──────── Source material ────────

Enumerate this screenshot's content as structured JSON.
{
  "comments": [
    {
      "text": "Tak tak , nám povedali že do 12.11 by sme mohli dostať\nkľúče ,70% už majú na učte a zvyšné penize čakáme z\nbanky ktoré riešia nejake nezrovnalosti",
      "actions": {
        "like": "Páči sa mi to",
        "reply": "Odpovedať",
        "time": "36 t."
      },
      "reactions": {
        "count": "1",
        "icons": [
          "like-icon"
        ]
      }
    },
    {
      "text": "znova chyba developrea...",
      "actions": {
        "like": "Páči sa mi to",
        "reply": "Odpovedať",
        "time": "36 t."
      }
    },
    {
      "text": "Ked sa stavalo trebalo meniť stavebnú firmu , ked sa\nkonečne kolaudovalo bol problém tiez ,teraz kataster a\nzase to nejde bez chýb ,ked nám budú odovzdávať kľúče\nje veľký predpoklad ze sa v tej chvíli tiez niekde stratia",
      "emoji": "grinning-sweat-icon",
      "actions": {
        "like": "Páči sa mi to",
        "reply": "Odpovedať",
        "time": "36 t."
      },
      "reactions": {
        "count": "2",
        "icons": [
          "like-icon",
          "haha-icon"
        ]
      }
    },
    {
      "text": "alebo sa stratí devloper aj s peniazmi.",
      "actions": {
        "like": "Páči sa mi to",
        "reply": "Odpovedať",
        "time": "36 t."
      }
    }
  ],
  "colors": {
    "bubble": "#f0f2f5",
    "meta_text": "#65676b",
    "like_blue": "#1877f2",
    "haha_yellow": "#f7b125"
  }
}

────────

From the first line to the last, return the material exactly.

(Answer to this problem):
Enumerate this screenshot's content as structured JSON.
{
  "comments": [
    {
      "text": "Tak tak , nám povedali že do 12.11 by sme mohli dostať\nkľúče ,70% už majú na učte a zvyšné penize čakáme z\nbanky ktoré riešia nejake nezrovnalosti",
      "actions": {
        "like": "Páči sa mi to",
        "reply": "Odpovedať",
        "time": "36 t."
      },
      "reactions": {
        "count": "1",
        "icons": [
          "like-icon"
        ]
      }
    },
    {
      "text": "znova chyba developrea...",
      "actions": {
        "like": "Páči sa mi to",
        "reply": "Odpovedať",
        "time": "36 t."
      }
    },
    {
      "text": "Ked sa stavalo trebalo meniť stavebnú firmu , ked sa\nkonečne kolaudovalo bol problém tiez ,teraz kataster a\nzase to nejde bez chýb ,ked nám budú odovzdávať kľúče\nje veľký predpoklad ze sa v tej chvíli tiez niekde stratia",
      "emoji": "grinning-sweat-icon",
      "actions": {
        "like": "Páči sa mi to",
        "reply": "Odpovedať",
        "time": "36 t."
      },
      "reactions": {
        "count": "2",
        "icons": [
          "like-icon",
          "haha-icon"
        ]
      }
    },
    {
      "text": "alebo sa stratí devloper aj s peniazmi.",
      "actions": {
        "like": "Páči sa mi to",
        "reply": "Odpovedať",
        "time": "36 t."
      }
    }
  ],
  "colors": {
    "bubble": "#f0f2f5",
    "meta_text": "#65676b",
    "like_blue": "#1877f2",
    "haha_yellow": "#f7b125"
  }
}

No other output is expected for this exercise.